Lines below that include "JSON" are the answer; copy each one.
PROVIDED DATA: Begin
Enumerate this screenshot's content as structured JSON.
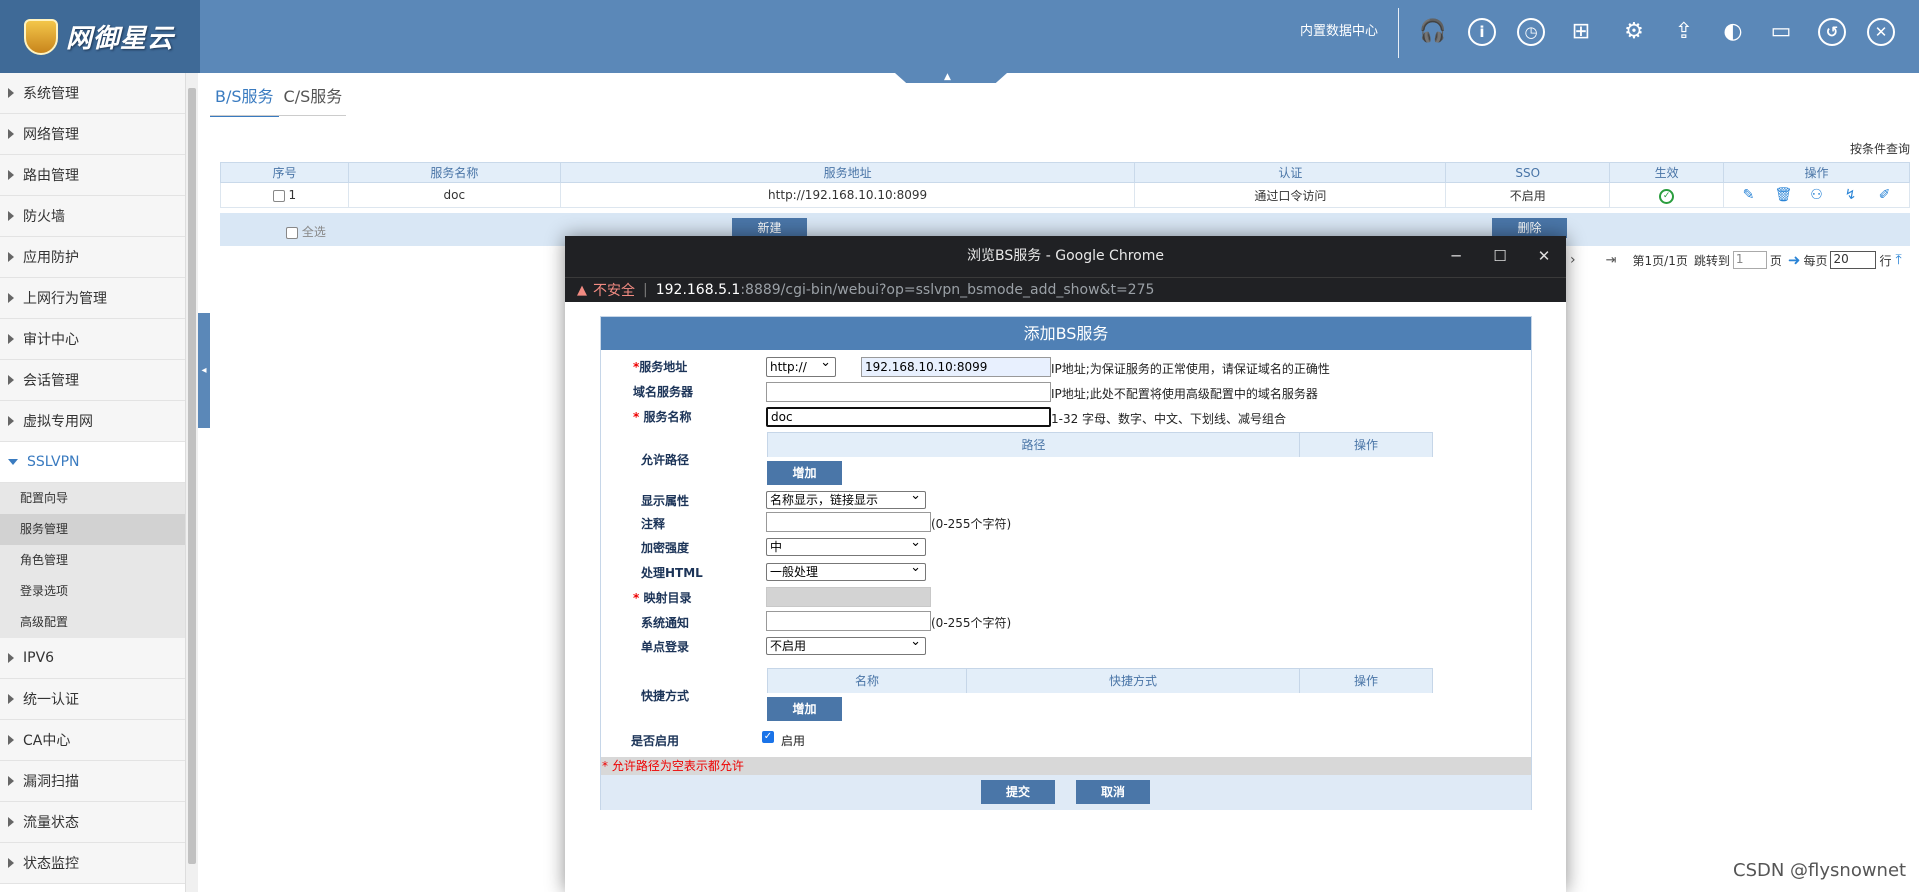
{
  "header": {
    "logo_text": "网御星云",
    "data_center": "内置数据中心",
    "icons": [
      "headset-icon",
      "info-icon",
      "dial-icon",
      "box-icon",
      "settings-upload-icon",
      "export-icon",
      "palette-icon",
      "chat-icon",
      "undo-icon",
      "close-icon"
    ]
  },
  "sidebar": {
    "items": [
      {
        "label": "系统管理"
      },
      {
        "label": "网络管理"
      },
      {
        "label": "路由管理"
      },
      {
        "label": "防火墙"
      },
      {
        "label": "应用防护"
      },
      {
        "label": "上网行为管理"
      },
      {
        "label": "审计中心"
      },
      {
        "label": "会话管理"
      },
      {
        "label": "虚拟专用网"
      },
      {
        "label": "SSLVPN"
      }
    ],
    "subitems": [
      "配置向导",
      "服务管理",
      "角色管理",
      "登录选项",
      "高级配置"
    ],
    "active_sub": "服务管理",
    "items_after": [
      {
        "label": "IPV6"
      },
      {
        "label": "统一认证"
      },
      {
        "label": "CA中心"
      },
      {
        "label": "漏洞扫描"
      },
      {
        "label": "流量状态"
      },
      {
        "label": "状态监控"
      }
    ]
  },
  "main": {
    "tabs": [
      "B/S服务",
      "C/S服务"
    ],
    "cond_query": "按条件查询",
    "table": {
      "headers": [
        "序号",
        "服务名称",
        "服务地址",
        "认证",
        "SSO",
        "生效",
        "操作"
      ],
      "rows": [
        {
          "index": "1",
          "name": "doc",
          "address": "http://192.168.10.10:8099",
          "auth": "通过口令访问",
          "sso": "不启用"
        }
      ]
    },
    "select_all": "全选",
    "new_button": "新建",
    "delete_button": "删除",
    "pager": {
      "page_info": "第1页/1页",
      "jump_label": "跳转到",
      "jump_value": "1",
      "page_word": "页",
      "per_page_label": "每页",
      "per_page_value": "20",
      "row_word": "行"
    }
  },
  "popup": {
    "title": "浏览BS服务 - Google Chrome",
    "insecure": "不安全",
    "url_host": "192.168.5.1",
    "url_rest": ":8889/cgi-bin/webui?op=sslvpn_bsmode_add_show&t=275",
    "form": {
      "heading": "添加BS服务",
      "service_address_label": "服务地址",
      "protocol_value": "http://",
      "address_value": "192.168.10.10:8099",
      "address_hint": "IP地址;为保证服务的正常使用，请保证域名的正确性",
      "dns_label": "域名服务器",
      "dns_value": "",
      "dns_hint": "IP地址;此处不配置将使用高级配置中的域名服务器",
      "name_label": "服务名称",
      "name_value": "doc",
      "name_hint": "1-32 字母、数字、中文、下划线、减号组合",
      "allow_path_label": "允许路径",
      "path_col": "路径",
      "op_col": "操作",
      "add_button": "增加",
      "display_label": "显示属性",
      "display_value": "名称显示，链接显示",
      "comment_label": "注释",
      "comment_hint": "(0-255个字符)",
      "encrypt_label": "加密强度",
      "encrypt_value": "中",
      "html_label": "处理HTML",
      "html_value": "一般处理",
      "map_label": "映射目录",
      "notify_label": "系统通知",
      "notify_hint": "(0-255个字符)",
      "sso_label": "单点登录",
      "sso_value": "不启用",
      "shortcut_label": "快捷方式",
      "sc_name_col": "名称",
      "sc_method_col": "快捷方式",
      "sc_op_col": "操作",
      "sc_add_button": "增加",
      "enable_label": "是否启用",
      "enable_text": "启用",
      "note": "* 允许路径为空表示都允许",
      "submit_button": "提交",
      "cancel_button": "取消"
    }
  },
  "watermark": "CSDN @flysnownet"
}
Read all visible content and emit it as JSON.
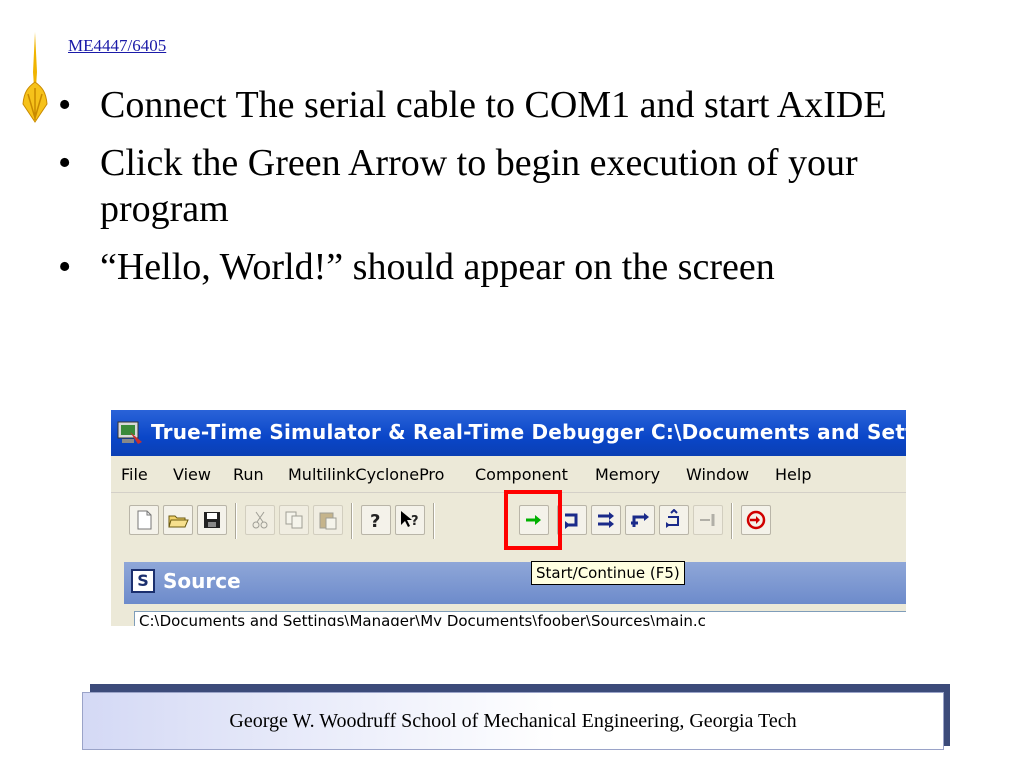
{
  "slide": {
    "course": "ME4447/6405",
    "bullets": [
      "Connect The serial cable to COM1 and start AxIDE",
      "Click the Green Arrow to begin execution of your program",
      "“Hello, World!” should appear on the screen"
    ],
    "bullet_glyph": "•",
    "footer": "George W. Woodruff School of Mechanical Engineering, Georgia Tech"
  },
  "screenshot": {
    "title": "True-Time Simulator & Real-Time Debugger   C:\\Documents and Sett",
    "menu": [
      "File",
      "View",
      "Run",
      "MultilinkCyclonePro",
      "Component",
      "Memory",
      "Window",
      "Help"
    ],
    "toolbar_icons": [
      "new-file-icon",
      "open-folder-icon",
      "save-icon",
      "cut-icon",
      "copy-icon",
      "paste-icon",
      "help-icon",
      "context-help-icon",
      "start-continue-icon",
      "single-step-icon",
      "step-over-icon",
      "step-out-icon",
      "assembly-step-icon",
      "halt-icon",
      "reset-icon"
    ],
    "tooltip": "Start/Continue (F5)",
    "panel_title": "Source",
    "panel_icon_letter": "S",
    "path": "C:\\Documents and Settings\\Manager\\My Documents\\foober\\Sources\\main.c",
    "colors": {
      "titlebar": "#0a46c8",
      "highlight": "#ff0000",
      "green_arrow": "#00b000",
      "tooltip_bg": "#ffffe1"
    }
  }
}
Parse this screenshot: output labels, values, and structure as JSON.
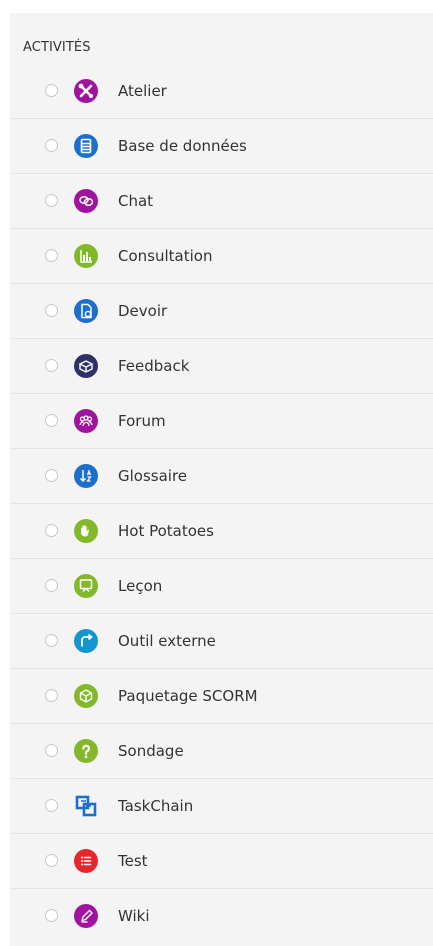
{
  "section_title": "ACTIVITÉS",
  "activities": [
    {
      "label": "Atelier",
      "icon": "workshop-tools-icon",
      "color": "#a0139e"
    },
    {
      "label": "Base de données",
      "icon": "database-icon",
      "color": "#1d6fce"
    },
    {
      "label": "Chat",
      "icon": "chat-bubbles-icon",
      "color": "#a0139e"
    },
    {
      "label": "Consultation",
      "icon": "bar-chart-icon",
      "color": "#83b82a"
    },
    {
      "label": "Devoir",
      "icon": "assignment-document-icon",
      "color": "#1d6fce"
    },
    {
      "label": "Feedback",
      "icon": "feedback-megaphone-icon",
      "color": "#2d3166"
    },
    {
      "label": "Forum",
      "icon": "people-group-icon",
      "color": "#a0139e"
    },
    {
      "label": "Glossaire",
      "icon": "sort-az-icon",
      "color": "#1d6fce"
    },
    {
      "label": "Hot Potatoes",
      "icon": "hand-icon",
      "color": "#83b82a"
    },
    {
      "label": "Leçon",
      "icon": "presentation-board-icon",
      "color": "#83b82a"
    },
    {
      "label": "Outil externe",
      "icon": "external-share-icon",
      "color": "#1396cf"
    },
    {
      "label": "Paquetage SCORM",
      "icon": "package-cube-icon",
      "color": "#83b82a"
    },
    {
      "label": "Sondage",
      "icon": "question-mark-icon",
      "color": "#83b82a"
    },
    {
      "label": "TaskChain",
      "icon": "chain-squares-icon",
      "color": "#1d6fce"
    },
    {
      "label": "Test",
      "icon": "checklist-icon",
      "color": "#e8262c"
    },
    {
      "label": "Wiki",
      "icon": "pencil-icon",
      "color": "#a0139e"
    }
  ]
}
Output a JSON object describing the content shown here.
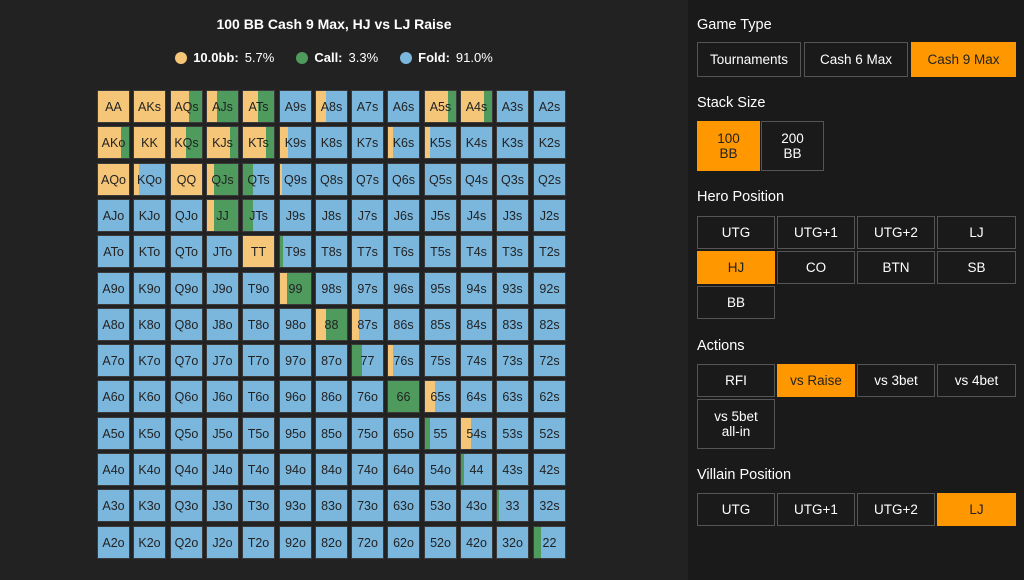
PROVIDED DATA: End
-- WRITTEN RESPONSE --
Enumerate this screenshot's content as structured JSON.
Read all visible content and emit it as JSON.
Parse this screenshot: output labels, values, and structure as JSON.
Output a JSON object describing the content shown here.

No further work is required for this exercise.